There has been some discussion about Python Global Interpreter Lock (GIL) and races following this interesting article. The limited role of the GIL in preventing such data races can be understood simply through use the dis python module.

Review of GIL

From PythonWiki: “In CPython, the global interpreter lock, or GIL, is a mutex that protects access to Python objects, preventing multiple threads from executing Python bytecodes at once” (my emphasis). Hence GIL operates on a bytecode by bytecode basis.

How does Python code relate to bytecode?

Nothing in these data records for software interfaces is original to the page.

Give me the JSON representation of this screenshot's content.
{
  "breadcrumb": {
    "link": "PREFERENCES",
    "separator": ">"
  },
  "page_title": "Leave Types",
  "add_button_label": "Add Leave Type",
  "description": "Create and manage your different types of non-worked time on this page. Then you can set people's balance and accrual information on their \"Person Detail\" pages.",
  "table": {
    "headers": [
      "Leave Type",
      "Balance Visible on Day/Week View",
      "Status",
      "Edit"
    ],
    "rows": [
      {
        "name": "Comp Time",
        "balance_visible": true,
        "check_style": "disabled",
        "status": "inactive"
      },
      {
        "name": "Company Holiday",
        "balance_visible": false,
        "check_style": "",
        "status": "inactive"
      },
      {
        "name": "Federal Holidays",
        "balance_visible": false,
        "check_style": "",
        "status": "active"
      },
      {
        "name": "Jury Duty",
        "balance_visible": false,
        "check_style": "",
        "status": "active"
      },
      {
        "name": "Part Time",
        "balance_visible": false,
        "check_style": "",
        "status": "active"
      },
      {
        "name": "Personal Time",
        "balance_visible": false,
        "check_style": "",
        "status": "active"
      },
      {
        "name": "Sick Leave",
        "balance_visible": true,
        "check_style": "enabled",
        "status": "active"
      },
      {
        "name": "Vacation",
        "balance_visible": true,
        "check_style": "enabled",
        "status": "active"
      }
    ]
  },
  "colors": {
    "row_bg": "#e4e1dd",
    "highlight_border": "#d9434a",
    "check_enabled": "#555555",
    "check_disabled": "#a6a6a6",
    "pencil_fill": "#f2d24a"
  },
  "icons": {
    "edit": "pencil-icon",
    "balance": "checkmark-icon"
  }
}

The python module dis allows inspection of bytecode (see docs ). If we use the key function from the above article as an example:

import dis

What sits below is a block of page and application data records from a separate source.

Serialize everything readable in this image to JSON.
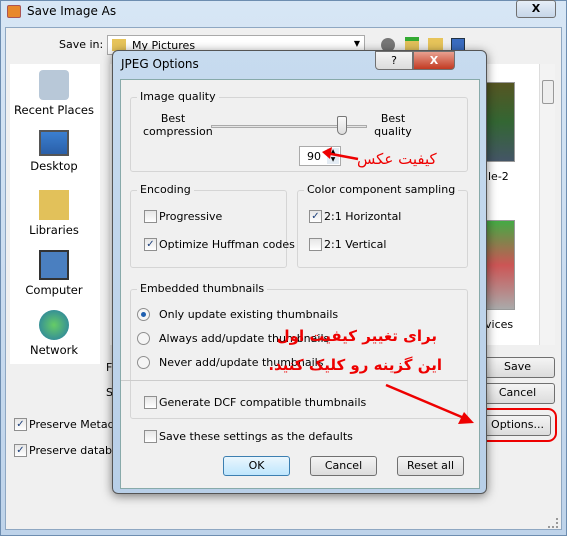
{
  "window": {
    "title": "Save Image As",
    "close": "X"
  },
  "save_in": {
    "label": "Save in:",
    "value": "My Pictures"
  },
  "places": [
    {
      "label": "Recent Places",
      "icon": "recent-places-icon"
    },
    {
      "label": "Desktop",
      "icon": "desktop-icon"
    },
    {
      "label": "Libraries",
      "icon": "libraries-icon"
    },
    {
      "label": "Computer",
      "icon": "computer-icon"
    },
    {
      "label": "Network",
      "icon": "network-icon"
    }
  ],
  "files": {
    "item1": "le-2",
    "item2": "vices"
  },
  "side_labels": {
    "f": "F",
    "s": "S"
  },
  "buttons": {
    "save": "Save",
    "cancel": "Cancel",
    "options": "Options..."
  },
  "checks": {
    "metadata": "Preserve Metadat",
    "database": "Preserve databas"
  },
  "jpeg": {
    "title": "JPEG Options",
    "help": "?",
    "close": "X",
    "quality": {
      "title": "Image quality",
      "left": "Best compression",
      "right": "Best quality",
      "value": "90",
      "level": 90
    },
    "encoding": {
      "title": "Encoding",
      "progressive": "Progressive",
      "huffman": "Optimize Huffman codes",
      "progressive_checked": false,
      "huffman_checked": true
    },
    "sampling": {
      "title": "Color component sampling",
      "horizontal": "2:1 Horizontal",
      "vertical": "2:1 Vertical",
      "horizontal_checked": true,
      "vertical_checked": false
    },
    "thumbs": {
      "title": "Embedded thumbnails",
      "only": "Only update existing thumbnails",
      "always": "Always add/update thumbnails",
      "never": "Never add/update thumbnails",
      "selected": "only",
      "dcf": "Generate DCF compatible thumbnails"
    },
    "defaults": "Save these settings as the defaults",
    "ok": "OK",
    "cancel": "Cancel",
    "reset": "Reset all"
  },
  "annotations": {
    "quality": "کیفیت عکس",
    "line1": "برای تغییر کیفیت اول",
    "line2": "این گزینه رو کلیک کنید.",
    "color": "#e00000"
  }
}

counter = 0

def increase():
    global counter
    for i in range(0, 100000):
        counter = counter + 1

This produces following result:

  3           0 LOAD_GLOBAL              0 (range)
              2 LOAD_CONST               1 (0)
              4 LOAD_CONST               2 (100000)
              6 CALL_FUNCTION            2
              8 GET_ITER
        >>   10 FOR_ITER                12 (to 24)
             12 STORE_FAST               0 (i)

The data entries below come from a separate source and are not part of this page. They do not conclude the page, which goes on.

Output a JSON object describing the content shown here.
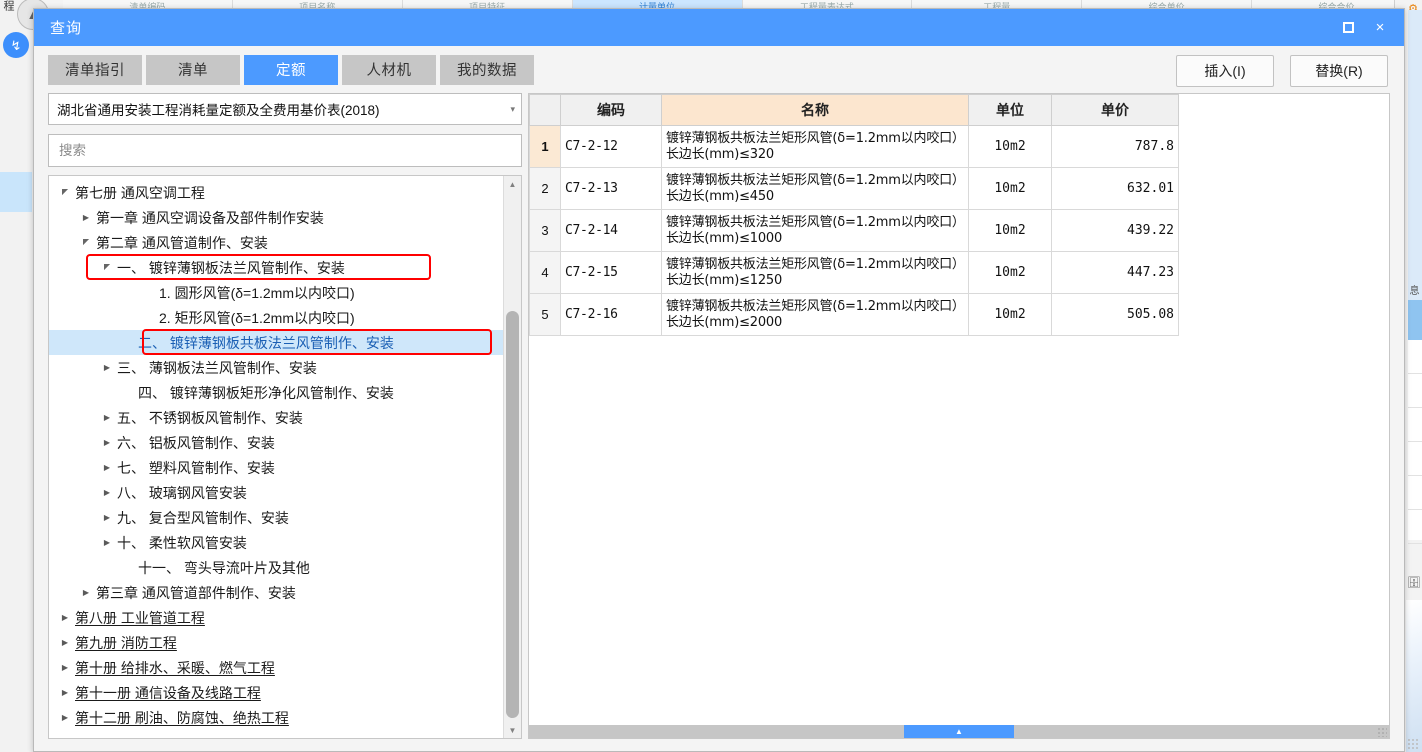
{
  "background": {
    "left_label": "程",
    "collapse_icon": "chevron-up-icon",
    "download_icon": "download-icon",
    "gear_icon": "gear-icon",
    "right_tab_label": "息",
    "top_cells": [
      "清单编码",
      "项目名称",
      "项目特征",
      "计量单位",
      "工程量表达式",
      "工程量",
      "综合单价",
      "综合合价"
    ],
    "top_selected_index": 3
  },
  "dialog": {
    "title": "查询",
    "window_controls": {
      "maximize": "maximize-icon",
      "close": "×"
    }
  },
  "toolbar": {
    "tabs": [
      {
        "label": "清单指引",
        "active": false
      },
      {
        "label": "清单",
        "active": false
      },
      {
        "label": "定额",
        "active": true
      },
      {
        "label": "人材机",
        "active": false
      },
      {
        "label": "我的数据",
        "active": false
      }
    ],
    "actions": [
      {
        "label": "插入(I)",
        "name": "insert-button"
      },
      {
        "label": "替换(R)",
        "name": "replace-button"
      }
    ]
  },
  "left_pane": {
    "library_select": {
      "value": "湖北省通用安装工程消耗量定额及全费用基价表(2018)",
      "caret": "▾"
    },
    "search": {
      "value": "",
      "placeholder": "搜索"
    },
    "tree": [
      {
        "label": "第七册 通风空调工程",
        "indent": 0,
        "toggle": "expanded",
        "style": "normal"
      },
      {
        "label": "第一章 通风空调设备及部件制作安装",
        "indent": 1,
        "toggle": "collapsed",
        "style": "normal"
      },
      {
        "label": "第二章 通风管道制作、安装",
        "indent": 1,
        "toggle": "expanded",
        "style": "normal"
      },
      {
        "label": "一、 镀锌薄钢板法兰风管制作、安装",
        "indent": 2,
        "toggle": "expanded",
        "style": "normal",
        "highlight_box": true
      },
      {
        "label": "1. 圆形风管(δ=1.2mm以内咬口)",
        "indent": 4,
        "toggle": "none",
        "style": "normal"
      },
      {
        "label": "2. 矩形风管(δ=1.2mm以内咬口)",
        "indent": 4,
        "toggle": "none",
        "style": "normal"
      },
      {
        "label": "二、 镀锌薄钢板共板法兰风管制作、安装",
        "indent": 3,
        "toggle": "none",
        "style": "link",
        "selected": true,
        "highlight_box": true
      },
      {
        "label": "三、 薄钢板法兰风管制作、安装",
        "indent": 2,
        "toggle": "collapsed",
        "style": "normal"
      },
      {
        "label": "四、 镀锌薄钢板矩形净化风管制作、安装",
        "indent": 3,
        "toggle": "none",
        "style": "normal"
      },
      {
        "label": "五、 不锈钢板风管制作、安装",
        "indent": 2,
        "toggle": "collapsed",
        "style": "normal"
      },
      {
        "label": "六、 铝板风管制作、安装",
        "indent": 2,
        "toggle": "collapsed",
        "style": "normal"
      },
      {
        "label": "七、 塑料风管制作、安装",
        "indent": 2,
        "toggle": "collapsed",
        "style": "normal"
      },
      {
        "label": "八、 玻璃钢风管安装",
        "indent": 2,
        "toggle": "collapsed",
        "style": "normal"
      },
      {
        "label": "九、 复合型风管制作、安装",
        "indent": 2,
        "toggle": "collapsed",
        "style": "normal"
      },
      {
        "label": "十、 柔性软风管安装",
        "indent": 2,
        "toggle": "collapsed",
        "style": "normal"
      },
      {
        "label": "十一、 弯头导流叶片及其他",
        "indent": 3,
        "toggle": "none",
        "style": "normal"
      },
      {
        "label": "第三章 通风管道部件制作、安装",
        "indent": 1,
        "toggle": "collapsed",
        "style": "normal"
      },
      {
        "label": "第八册 工业管道工程",
        "indent": 0,
        "toggle": "collapsed",
        "style": "underline"
      },
      {
        "label": "第九册 消防工程",
        "indent": 0,
        "toggle": "collapsed",
        "style": "underline"
      },
      {
        "label": "第十册 给排水、采暖、燃气工程",
        "indent": 0,
        "toggle": "collapsed",
        "style": "underline"
      },
      {
        "label": "第十一册 通信设备及线路工程",
        "indent": 0,
        "toggle": "collapsed",
        "style": "underline"
      },
      {
        "label": "第十二册 刷油、防腐蚀、绝热工程",
        "indent": 0,
        "toggle": "collapsed",
        "style": "underline"
      }
    ],
    "scrollbar": {
      "up_arrow": "▲",
      "down_arrow": "▼"
    }
  },
  "right_pane": {
    "columns": [
      "",
      "编码",
      "名称",
      "单位",
      "单价"
    ],
    "rows": [
      {
        "index": "1",
        "code": "C7-2-12",
        "name": "镀锌薄钢板共板法兰矩形风管(δ=1.2mm以内咬口）长边长(mm)≤320",
        "unit": "10m2",
        "price": "787.8",
        "active": true
      },
      {
        "index": "2",
        "code": "C7-2-13",
        "name": "镀锌薄钢板共板法兰矩形风管(δ=1.2mm以内咬口）长边长(mm)≤450",
        "unit": "10m2",
        "price": "632.01",
        "active": false
      },
      {
        "index": "3",
        "code": "C7-2-14",
        "name": "镀锌薄钢板共板法兰矩形风管(δ=1.2mm以内咬口）长边长(mm)≤1000",
        "unit": "10m2",
        "price": "439.22",
        "active": false
      },
      {
        "index": "4",
        "code": "C7-2-15",
        "name": "镀锌薄钢板共板法兰矩形风管(δ=1.2mm以内咬口）长边长(mm)≤1250",
        "unit": "10m2",
        "price": "447.23",
        "active": false
      },
      {
        "index": "5",
        "code": "C7-2-16",
        "name": "镀锌薄钢板共板法兰矩形风管(δ=1.2mm以内咬口）长边长(mm)≤2000",
        "unit": "10m2",
        "price": "505.08",
        "active": false
      }
    ],
    "h_scroll_thumb_icon": "scroll-thumb-icon"
  },
  "colors": {
    "accent": "#4c9aff",
    "tab_inactive": "#c6c6c6",
    "name_header": "#fce6cf",
    "selection": "#cfe7fa",
    "highlight_box": "#ff0000",
    "link": "#1a5fb4"
  }
}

  4          14 LOAD_GLOBAL              1 (counter)
             16 LOAD_CONST               3 (1)
             18 BINARY_ADD
             20 STORE_GLOBAL             1 (counter)
             22 JUMP_ABSOLUTE           10
        >>   24 LOAD_CONST               0 (None)
             26 RETURN_VALUE

Key lines are 14 to 20: the operations of loading the value of the counter (LOAD GLOBAL), addition (BINARY ADD) and storing the result (STORE GLOBAL) are all separate bytecodes (operations). The GIL will not enforce that all three executed together in a thread before giving way to another!

How to fix the race

In the case shown in the article linked above, the race can be fixed by adding an explicit lock to be associated with use of the counter global variable:

from threading import Thread, Lock
from time import sleep

counter = 0
lock = Lock()

def increase():
    global counter
    for i in range(0, 100000):
        with lock:
            counter = counter + 1

threads = []
for i in range(0, 400):
for thread in threads:
for thread in threads:

print(f'Final counter: {counter}')